**Dataset**
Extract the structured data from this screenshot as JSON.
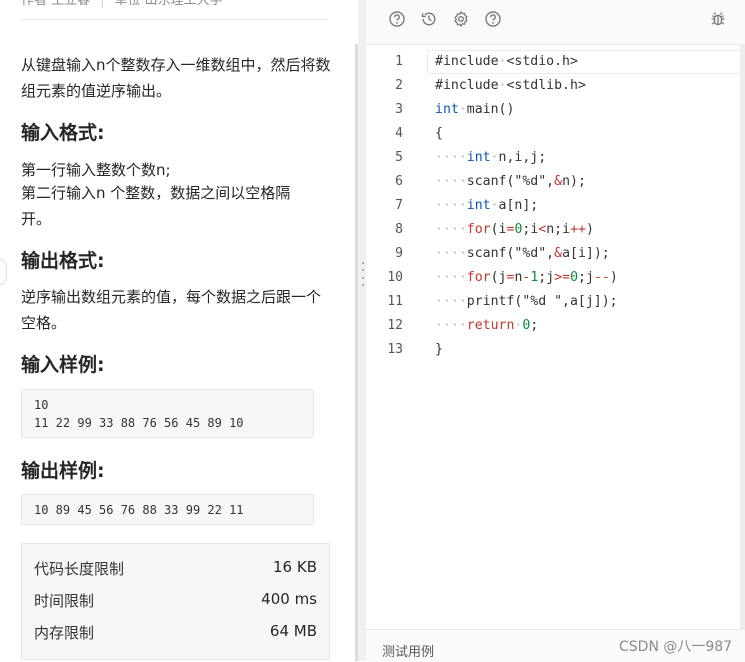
{
  "problem": {
    "author_label": "作者 王立春",
    "unit_label": "单位 山东理工大学",
    "description": "从键盘输入n个整数存入一维数组中，然后将数组元素的值逆序输出。",
    "input_format_title": "输入格式:",
    "input_format_line1": "第一行输入整数个数n;",
    "input_format_line2": "第二行输入n 个整数，数据之间以空格隔开。",
    "output_format_title": "输出格式:",
    "output_format_text": "逆序输出数组元素的值，每个数据之后跟一个空格。",
    "sample_input_title": "输入样例:",
    "sample_input_lines": [
      "10",
      "11 22 99 33 88 76 56 45 89 10"
    ],
    "sample_output_title": "输出样例:",
    "sample_output_lines": [
      "10 89 45 56 76 88 33 99 22 11"
    ],
    "limits": [
      {
        "label": "代码长度限制",
        "value": "16 KB"
      },
      {
        "label": "时间限制",
        "value": "400 ms"
      },
      {
        "label": "内存限制",
        "value": "64 MB"
      }
    ]
  },
  "toolbar": {
    "icons": [
      "help-circle-icon",
      "history-icon",
      "settings-gear-icon",
      "question-icon",
      "bug-icon"
    ]
  },
  "editor": {
    "line_numbers": [
      "1",
      "2",
      "3",
      "4",
      "5",
      "6",
      "7",
      "8",
      "9",
      "10",
      "11",
      "12",
      "13"
    ],
    "lines": [
      "#include <stdio.h>",
      "#include <stdlib.h>",
      "int main()",
      "{",
      "    int n,i,j;",
      "    scanf(\"%d\",&n);",
      "    int a[n];",
      "    for(i=0;i<n;i++)",
      "    scanf(\"%d\",&a[i]);",
      "    for(j=n-1;j>=0;j--)",
      "    printf(\"%d \",a[j]);",
      "    return 0;",
      "}"
    ]
  },
  "bottombar": {
    "testcase_label": "测试用例",
    "watermark": "CSDN @八一987"
  },
  "colors": {
    "keyword": "#0b55b8",
    "control": "#c0392b",
    "number": "#0b8a3a",
    "whitespace_dot": "#b8b8b8"
  }
}
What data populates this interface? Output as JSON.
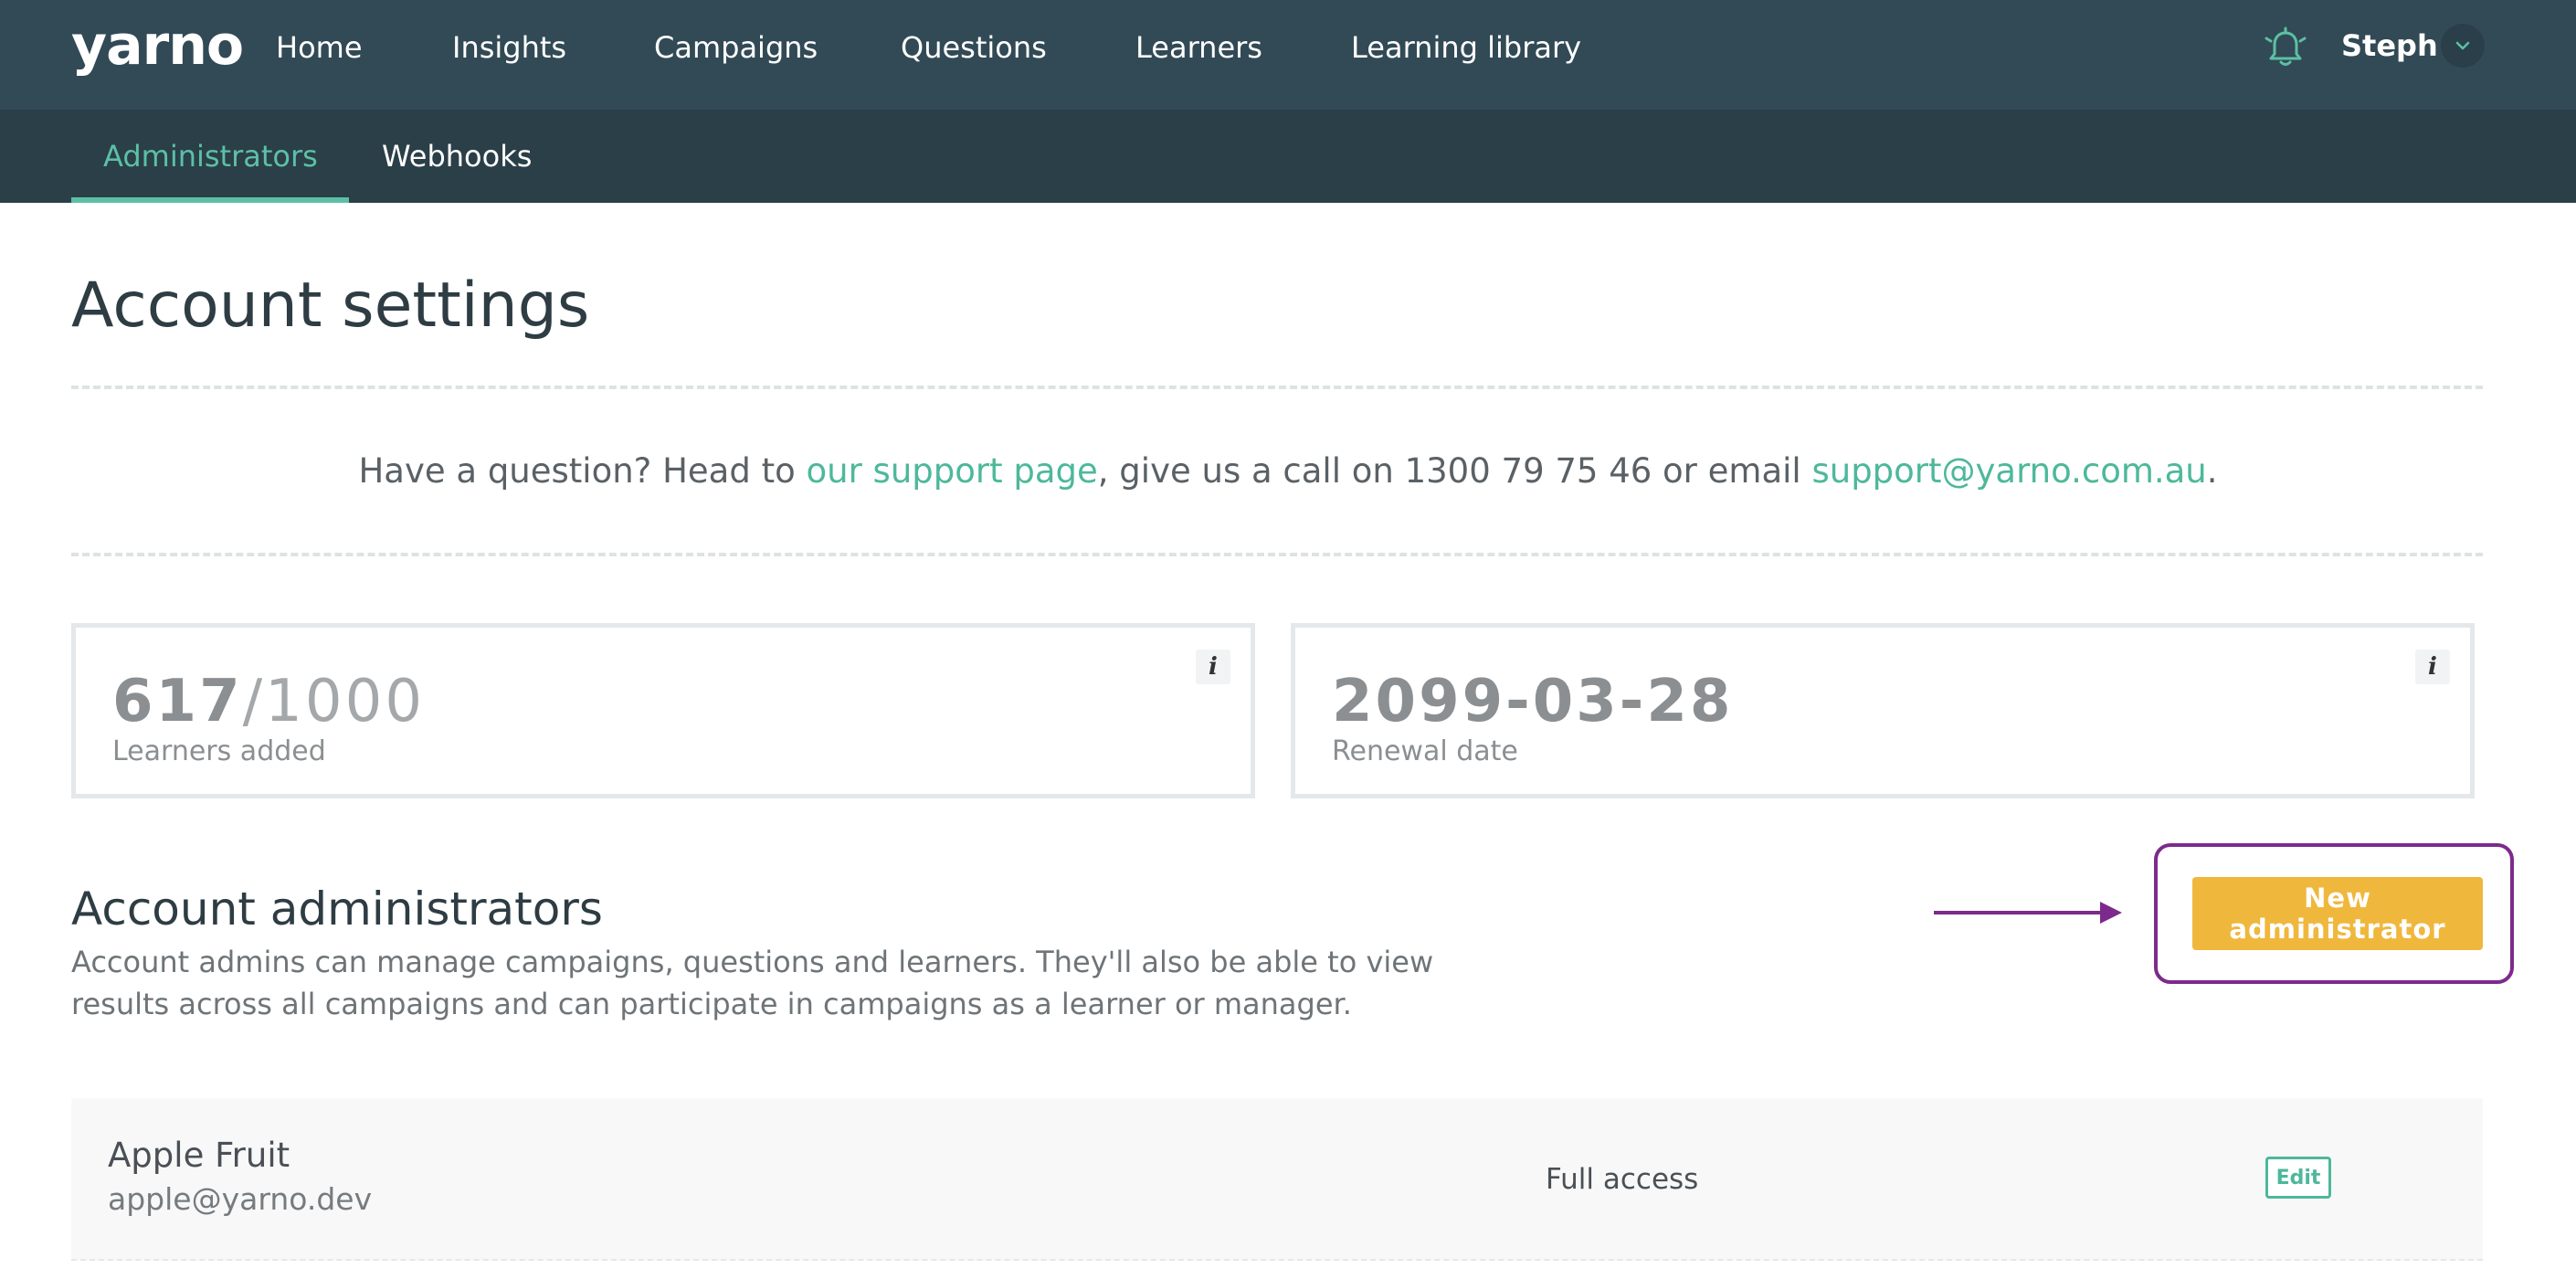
{
  "app": {
    "logo": "yarno",
    "nav": [
      {
        "label": "Home"
      },
      {
        "label": "Insights"
      },
      {
        "label": "Campaigns"
      },
      {
        "label": "Questions"
      },
      {
        "label": "Learners"
      },
      {
        "label": "Learning library"
      }
    ],
    "user": {
      "name": "Steph",
      "notification_icon": "bell-icon",
      "menu_icon": "chevron-down-icon"
    }
  },
  "subnav": {
    "tabs": [
      {
        "label": "Administrators",
        "active": true
      },
      {
        "label": "Webhooks",
        "active": false
      }
    ]
  },
  "page": {
    "title": "Account settings",
    "support": {
      "prefix": "Have a question? Head to ",
      "support_link": "our support page",
      "middle": ", give us a call on 1300 79 75 46 or email ",
      "email_link": "support@yarno.com.au",
      "suffix": "."
    },
    "stats": {
      "learners": {
        "value": "617",
        "total": "/1000",
        "label": "Learners added",
        "info_icon": "i"
      },
      "renewal": {
        "value": "2099-03-28",
        "label": "Renewal date",
        "info_icon": "i"
      }
    },
    "admins_section": {
      "title": "Account administrators",
      "description": "Account admins can manage campaigns, questions and learners. They'll also be able to view results across all campaigns and can participate in campaigns as a learner or manager.",
      "new_button_label": "New administrator"
    },
    "admins": [
      {
        "name": "Apple Fruit",
        "email": "apple@yarno.dev",
        "access": "Full access",
        "edit_label": "Edit"
      }
    ]
  },
  "colors": {
    "nav_bg": "#324a55",
    "subnav_bg": "#2b3f48",
    "accent_green": "#5cc0a6",
    "button_yellow": "#f0b73d",
    "annotation_purple": "#7d2a8c"
  }
}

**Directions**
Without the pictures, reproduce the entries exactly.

**Problem solution**
Extract the structured data from this screenshot as JSON.
{
  "problem": {
    "author_label": "作者 王立春",
    "unit_label": "单位 山东理工大学",
    "description": "从键盘输入n个整数存入一维数组中，然后将数组元素的值逆序输出。",
    "input_format_title": "输入格式:",
    "input_format_line1": "第一行输入整数个数n;",
    "input_format_line2": "第二行输入n 个整数，数据之间以空格隔开。",
    "output_format_title": "输出格式:",
    "output_format_text": "逆序输出数组元素的值，每个数据之后跟一个空格。",
    "sample_input_title": "输入样例:",
    "sample_input_lines": [
      "10",
      "11 22 99 33 88 76 56 45 89 10"
    ],
    "sample_output_title": "输出样例:",
    "sample_output_lines": [
      "10 89 45 56 76 88 33 99 22 11"
    ],
    "limits": [
      {
        "label": "代码长度限制",
        "value": "16 KB"
      },
      {
        "label": "时间限制",
        "value": "400 ms"
      },
      {
        "label": "内存限制",
        "value": "64 MB"
      }
    ]
  },
  "toolbar": {
    "icons": [
      "help-circle-icon",
      "history-icon",
      "settings-gear-icon",
      "question-icon",
      "bug-icon"
    ]
  },
  "editor": {
    "line_numbers": [
      "1",
      "2",
      "3",
      "4",
      "5",
      "6",
      "7",
      "8",
      "9",
      "10",
      "11",
      "12",
      "13"
    ],
    "lines": [
      "#include <stdio.h>",
      "#include <stdlib.h>",
      "int main()",
      "{",
      "    int n,i,j;",
      "    scanf(\"%d\",&n);",
      "    int a[n];",
      "    for(i=0;i<n;i++)",
      "    scanf(\"%d\",&a[i]);",
      "    for(j=n-1;j>=0;j--)",
      "    printf(\"%d \",a[j]);",
      "    return 0;",
      "}"
    ]
  },
  "bottombar": {
    "testcase_label": "测试用例",
    "watermark": "CSDN @八一987"
  },
  "colors": {
    "keyword": "#0b55b8",
    "control": "#c0392b",
    "number": "#0b8a3a",
    "whitespace_dot": "#b8b8b8"
  }
}
What data populates this interface? Output as JSON.
{
  "app": {
    "logo": "yarno",
    "nav": [
      {
        "label": "Home"
      },
      {
        "label": "Insights"
      },
      {
        "label": "Campaigns"
      },
      {
        "label": "Questions"
      },
      {
        "label": "Learners"
      },
      {
        "label": "Learning library"
      }
    ],
    "user": {
      "name": "Steph",
      "notification_icon": "bell-icon",
      "menu_icon": "chevron-down-icon"
    }
  },
  "subnav": {
    "tabs": [
      {
        "label": "Administrators",
        "active": true
      },
      {
        "label": "Webhooks",
        "active": false
      }
    ]
  },
  "page": {
    "title": "Account settings",
    "support": {
      "prefix": "Have a question? Head to ",
      "support_link": "our support page",
      "middle": ", give us a call on 1300 79 75 46 or email ",
      "email_link": "support@yarno.com.au",
      "suffix": "."
    },
    "stats": {
      "learners": {
        "value": "617",
        "total": "/1000",
        "label": "Learners added",
        "info_icon": "i"
      },
      "renewal": {
        "value": "2099-03-28",
        "label": "Renewal date",
        "info_icon": "i"
      }
    },
    "admins_section": {
      "title": "Account administrators",
      "description": "Account admins can manage campaigns, questions and learners. They'll also be able to view results across all campaigns and can participate in campaigns as a learner or manager.",
      "new_button_label": "New administrator"
    },
    "admins": [
      {
        "name": "Apple Fruit",
        "email": "apple@yarno.dev",
        "access": "Full access",
        "edit_label": "Edit"
      }
    ]
  },
  "colors": {
    "nav_bg": "#324a55",
    "subnav_bg": "#2b3f48",
    "accent_green": "#5cc0a6",
    "button_yellow": "#f0b73d",
    "annotation_purple": "#7d2a8c"
  }
}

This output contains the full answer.